Bolivia's President-elect Evo Morales declared yesterday, on International Workers' Day, that Bolivia would nationalize Bolivia's Oil & Gas companies if foreign firms do not "agree to give Bolivia's state oil company oversight of production and a majority of their revenue generated in Bolivia". Morales gave those companies six months to make their choice.
Already soldiers of the Bolivian Army have moved in to secure the fields and gas/oil plants and refineries. The event being this fresh in the making, I have not read of any government's response to the issue. An Exxon Mobil spokesman did have a statement though. Apparently, the Corporation is "monitoring the situation". They better be! They're about to lose the second largest oil and gas reserves in South America!Morales faces a situation not unlike that of Hamas; wanted by the people but loathed by the powers that be. In his campaign, he promised voters that he would ensure Bolivians and Bolivia got their fair share of oil and gas revenues. His announcement of possible nationalization is no surprise either; he had also mentioned, on several occasions, that nationalization is a strong option and possibility.
The United States was unhappy with his becoming President of Bolivia for another reason; in his election campaign, Morales promised Coca farmers that he would not attempt to destroy their crops. Coca farming generates a large share of farmers' income in Bolivia, and as head of the Coca Farmers' Union for a couple of years, Morales (naturally) pushed forward this item during his campaign. For those that don't know, the Coca plant is what cocaine (in addition to many, many other legal products) is manufactured from. While the idea seems ridiculous, he did vow to "crack down" on cocaine manufacturers; a promise that the US, the long-time driving force behind Coca-farm eradication, did not embrace with open arms.
I don't see what the problem is. It's Bolivian gas and oil. If the bulk of the revenues are not going to the country (and its people) that has the gas and oil, who else should it go to? It's not as if Bolivia is a rich country – it most definitely is not. Brazil, who has the largest stake in the Bolivian gas and oil industry, as well as being the largest dependant on Bolivian gas, might raise red flags, though it is doubtful that Morales would want to anger his largest market.
But Morales doesn't want to stop there.
In the same Washington Post article (linked to above), it is mentioned that Morales's Attorney General, Pedro Gareca, has already opened criminal cases (a month and a half ago) against three former Presidents and a whopping eight former Energy Ministers for (according to The Post) "Alleged wrongdoing in drawing up and signing contracts with foreign oil companies". So, Morales is out for blood. Living in a country where many former Ministers are tried after the end of their terms in office, this move seems only natural to me.

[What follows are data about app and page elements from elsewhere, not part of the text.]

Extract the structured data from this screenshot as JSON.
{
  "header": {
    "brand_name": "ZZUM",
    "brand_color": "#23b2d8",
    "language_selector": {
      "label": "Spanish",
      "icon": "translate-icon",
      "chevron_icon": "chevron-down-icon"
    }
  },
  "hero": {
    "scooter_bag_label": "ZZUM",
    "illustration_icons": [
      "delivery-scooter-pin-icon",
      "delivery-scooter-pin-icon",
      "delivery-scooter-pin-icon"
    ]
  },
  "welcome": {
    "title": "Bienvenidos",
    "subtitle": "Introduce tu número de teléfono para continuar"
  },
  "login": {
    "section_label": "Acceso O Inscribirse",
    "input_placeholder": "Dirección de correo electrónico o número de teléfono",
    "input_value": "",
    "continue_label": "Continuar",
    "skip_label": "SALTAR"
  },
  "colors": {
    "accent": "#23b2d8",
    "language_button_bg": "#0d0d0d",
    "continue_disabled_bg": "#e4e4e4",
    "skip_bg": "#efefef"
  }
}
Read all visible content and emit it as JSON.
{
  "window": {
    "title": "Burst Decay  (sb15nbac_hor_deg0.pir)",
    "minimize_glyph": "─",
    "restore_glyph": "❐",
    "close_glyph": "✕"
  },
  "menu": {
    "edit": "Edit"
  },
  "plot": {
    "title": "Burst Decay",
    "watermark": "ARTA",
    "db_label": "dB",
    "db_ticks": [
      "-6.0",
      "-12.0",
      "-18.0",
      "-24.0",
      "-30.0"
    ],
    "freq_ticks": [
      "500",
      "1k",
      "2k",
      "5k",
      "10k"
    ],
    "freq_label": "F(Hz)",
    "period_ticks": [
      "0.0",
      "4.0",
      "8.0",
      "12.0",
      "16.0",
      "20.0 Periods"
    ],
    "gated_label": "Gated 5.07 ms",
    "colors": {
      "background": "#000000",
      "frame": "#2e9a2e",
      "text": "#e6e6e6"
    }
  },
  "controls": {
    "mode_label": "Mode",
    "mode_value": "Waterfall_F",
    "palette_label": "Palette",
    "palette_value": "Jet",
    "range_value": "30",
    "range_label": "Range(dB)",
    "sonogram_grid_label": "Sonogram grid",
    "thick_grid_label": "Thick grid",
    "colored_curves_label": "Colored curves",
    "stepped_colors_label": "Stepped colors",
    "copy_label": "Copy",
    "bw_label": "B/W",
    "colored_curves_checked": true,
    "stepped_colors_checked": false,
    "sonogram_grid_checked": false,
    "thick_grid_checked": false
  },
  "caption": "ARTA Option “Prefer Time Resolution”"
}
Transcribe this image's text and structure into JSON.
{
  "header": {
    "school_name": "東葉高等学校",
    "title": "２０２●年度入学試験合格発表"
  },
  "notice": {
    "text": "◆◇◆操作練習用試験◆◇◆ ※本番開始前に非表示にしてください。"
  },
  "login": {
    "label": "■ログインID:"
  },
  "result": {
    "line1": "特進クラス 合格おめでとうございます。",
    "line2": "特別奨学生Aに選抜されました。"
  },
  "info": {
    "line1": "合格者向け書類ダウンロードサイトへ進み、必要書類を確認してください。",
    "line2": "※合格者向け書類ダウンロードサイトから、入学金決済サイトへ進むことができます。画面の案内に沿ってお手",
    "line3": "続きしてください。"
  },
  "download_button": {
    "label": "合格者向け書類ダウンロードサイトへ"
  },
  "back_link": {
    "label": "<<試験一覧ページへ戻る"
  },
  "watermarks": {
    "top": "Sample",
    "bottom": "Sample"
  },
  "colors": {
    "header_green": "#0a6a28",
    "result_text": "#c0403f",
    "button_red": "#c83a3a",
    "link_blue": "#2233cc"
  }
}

What is strange is that none of the news media appears to criticize this; Morales is obviously satisfying a latent hunger to see justice served in a country, like many of its developing brethren, where justice was merely a dream.
Maybe not all real-life dramas have Syriana-like endings when the United States is involved? Well good! Bolivians deserve a happy ending… I'm just waiting for ours.
And that's the way I see it.